Most officials conducting a hiring interview will give you the opportunity to ask questions sometime during the interview. They ll normally expect you to seek additional information about the organization or position. If you don t ask any questions, it may indirectly indicate to the interviewer that you may not be a strong candidate or may have a communication problem.
Having a written list of questions shows that you thought seriously about the position and you re seeking information that will help you make a decision, if offered the job. When most people apply for a job, they think they ll accept the first job offer, which shouldn t always be the case. You need to find out as much about the job as you can before you accept a position with that organization. Sometimes, newly hired employees find out something later that leads them to regret accepting the job offer and, in some cases, results in their resignation soon after they start.
To avoid this, you should prepare at least four questions and have them written down to bring to the interview. This indicates that you took some time to prepare for the interview. It s perfectly OK to refer to the questions if you re unable to remember them because of all the information exchanged during the interview or if you re just a little stressed out by the interview itself. Before you ask your questions, take a few seconds to collect your thoughts and read over your list to make sure nothing has already been discussed. Don t distract yourself by writing everything down; genuinely listen to what the interviewer is telling you.
In addition to being prepared, the kind of questions you ask at your interview can reveal a couple of your personality traits to the interviewer. Expressing your interest in the position and organization will show your personal appeal and how you ll fit in with the organization. Your questions will also demonstrate that you re confident in your ability to communicate and are able to interact well with other people.
Here are some sample questions for you to ask:
Can you tell me a little bit about some of the people in the group?
Do you have any concerns about my ability to do the job?
Is there any area where I fall short of the job expectation? If so, what necessary skills or abilities could I develop?
What are some of the major issues facing the organization?
What are your plans for growth over the next five years and how would I fit into those plans?
Can you tell me the next step in the hiring process?
When can I expect to hear about your hiring decision?
Is there any additional information I need to send to help in your decision?
Before I leave, is there anything else you would like me to further explain or clarify regarding the answers I gave you today?
When preparing your list of questions, it s a good idea to have more questions than you might ask in the event that some of the ones you prepared have already been answered or just don t seem appropriate to ask.
Your approach to asking questions like these should be to gain as much information about the organization as you can to help you make your decision.

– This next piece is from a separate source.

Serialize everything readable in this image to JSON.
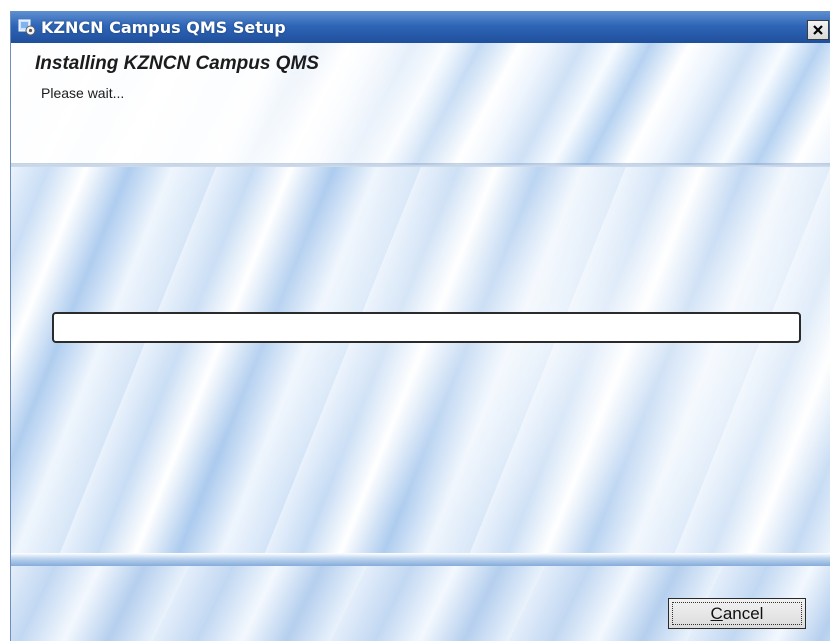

You may be able to ask follow-up questions depending on the answers you receive to these questions.
In most cases, questions about salary and benefits should not be asked unless the interviewer initiates the discussion of a job offer and start date. Many organizations will provide you with a printed sheet explaining the benefits of the position within the organization.
Finding a new job takes work, and the amount of time you spend preparing will directly affect your performance during the interview and assessment process. Good Luck!